They Shoot Horses, Don't They?
19th May 2015
1930s America. LA. The land of opportunity. The place where dreams can come true. Except the Great Depression is biting hard and people are desperate and starving. They are grasping at straws, no matter how flimsy, just to stay alive, never mind keep their dreams alive. And against this desperation are the unscrupulous racketeers. Feeding off the desperation, the naivety, the need to follow a dream, the need to hope that there is one last break out there that will see them right, get them started on the road out of starvation and soup kitchens.
The Dance Marathon, an endurance event, staged for the entertainment of those who still have money to spend, with the lure of big prize money for those contestants who can stay the course. It draws in people from all over, from all walks of life, but all with one thing in common - the need to win, the need for the thousand dollar prize money to pull them out of the pit and set them on their true course, the need to realise their dream. And in LA the dream is the silver screen. Hollywood with it bright stars and glittering careers. An actress could get spotted by a film-maker. A young producer could get the funding for his first film. All they have to do is dance, and not stop.
The marathon is a cruel and gruelling event and the play is unrelenting in the portrayal of the hardships that the contestants must endure, not just the physical endurance but the mental and emotional. They start off hopeful and enthusiastic, but as the days wear on exhaustion takes hold, tension builds and tempers fray. We learn about the characters of the dancers - their backgrounds and their motivations. Everyone has a story: some are more honest than others.

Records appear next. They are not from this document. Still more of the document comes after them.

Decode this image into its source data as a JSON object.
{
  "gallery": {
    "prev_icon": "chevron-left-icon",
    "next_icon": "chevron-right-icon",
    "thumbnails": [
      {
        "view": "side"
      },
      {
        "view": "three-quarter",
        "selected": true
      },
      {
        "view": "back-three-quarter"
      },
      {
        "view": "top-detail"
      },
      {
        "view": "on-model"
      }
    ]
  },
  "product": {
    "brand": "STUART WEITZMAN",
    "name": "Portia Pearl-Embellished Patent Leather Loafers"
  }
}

The set is a perfect depiction of a run down dance hall, complete with glitterball and live band playing. There are no scene changes - all the action happens in this one space as we watch each couple's hopes and dreams disintegrate as they are manipulated by the MC Rocky Gravo.
This is a powerful production with some excellent performances. It's almost unfair to pick out individuals, but Sarah Scott is outstanding as the tortured Gloria, desperate to get away from her past but knowing that she is never going to make it, Moira Valentine in sharp contrast as the sparky and determined Jackie, and Steve Robson as the obsequious, double dealing, unscrupulous Rocky Gravo, who keeps the story moving and the audience involved.

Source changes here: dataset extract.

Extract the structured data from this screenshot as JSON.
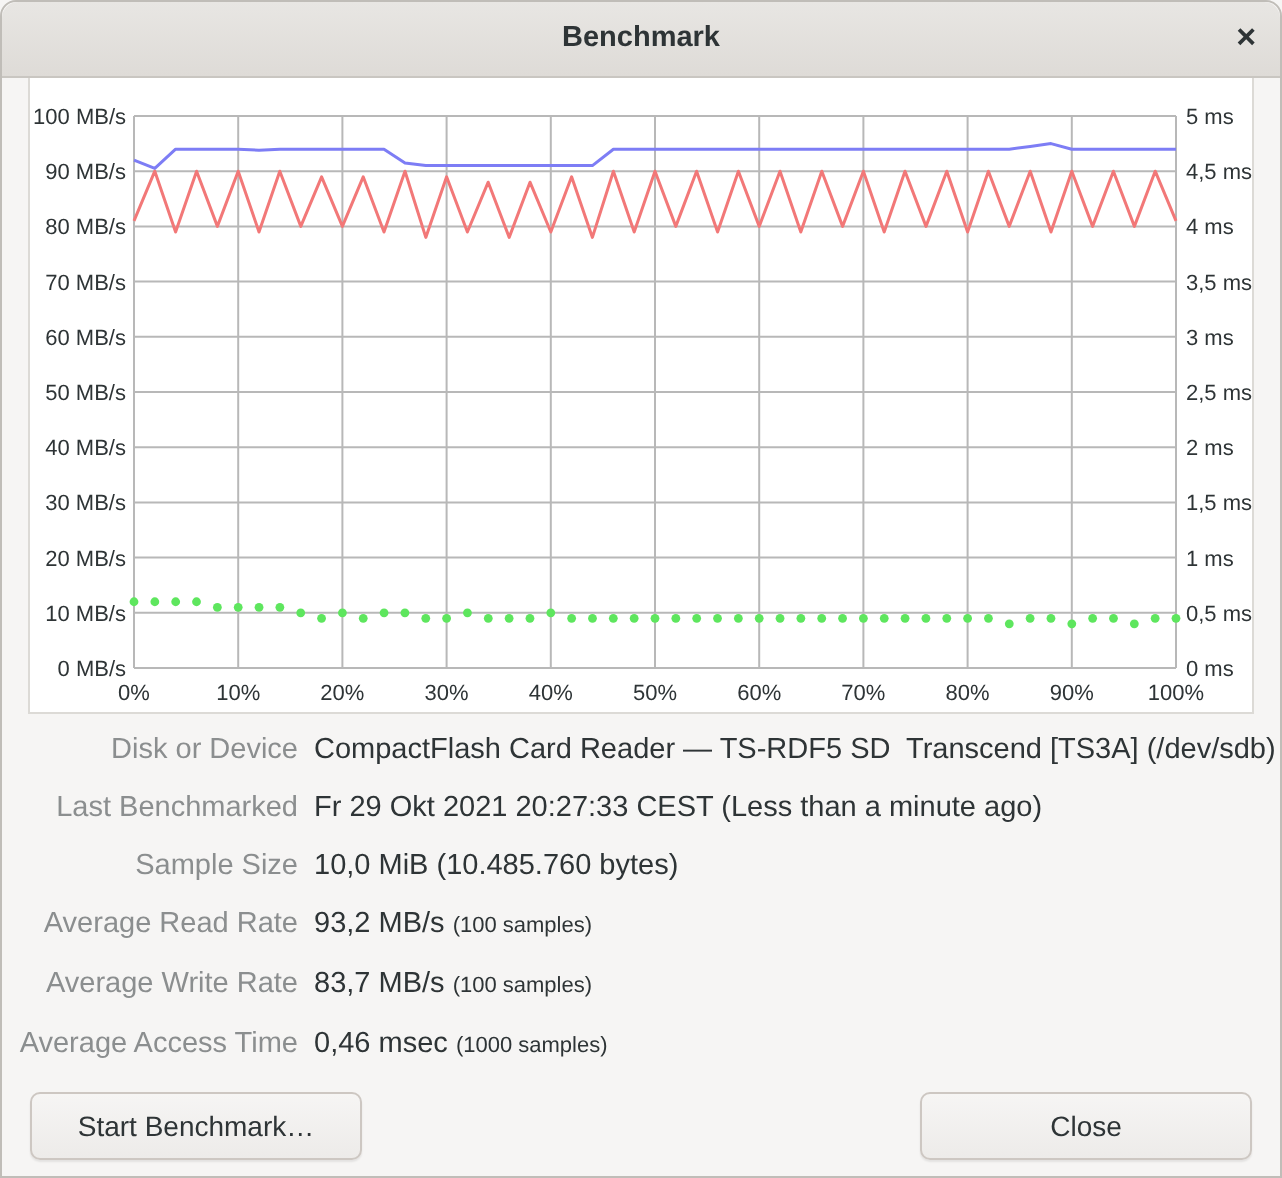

The only glitch on the first night was a problem with the sound, but to their credit the actors carried on through, and it was soon remedied and forgotten as the audience was drawn into the into the story.
this is an ambitious production - the cast list is 40 strong and most of them are on the stage at once - and it is a harrowing tale, with only the slightest glimmer of hope, but The People's Theatre team have produced a moving and powerful play and deserve full credit.
It plays until Saturday 23rd May, the impression it leaves will last much longer than that. Get down to the theatre to see it, don't wait to be put out of your misery, just remember, they shoot horses...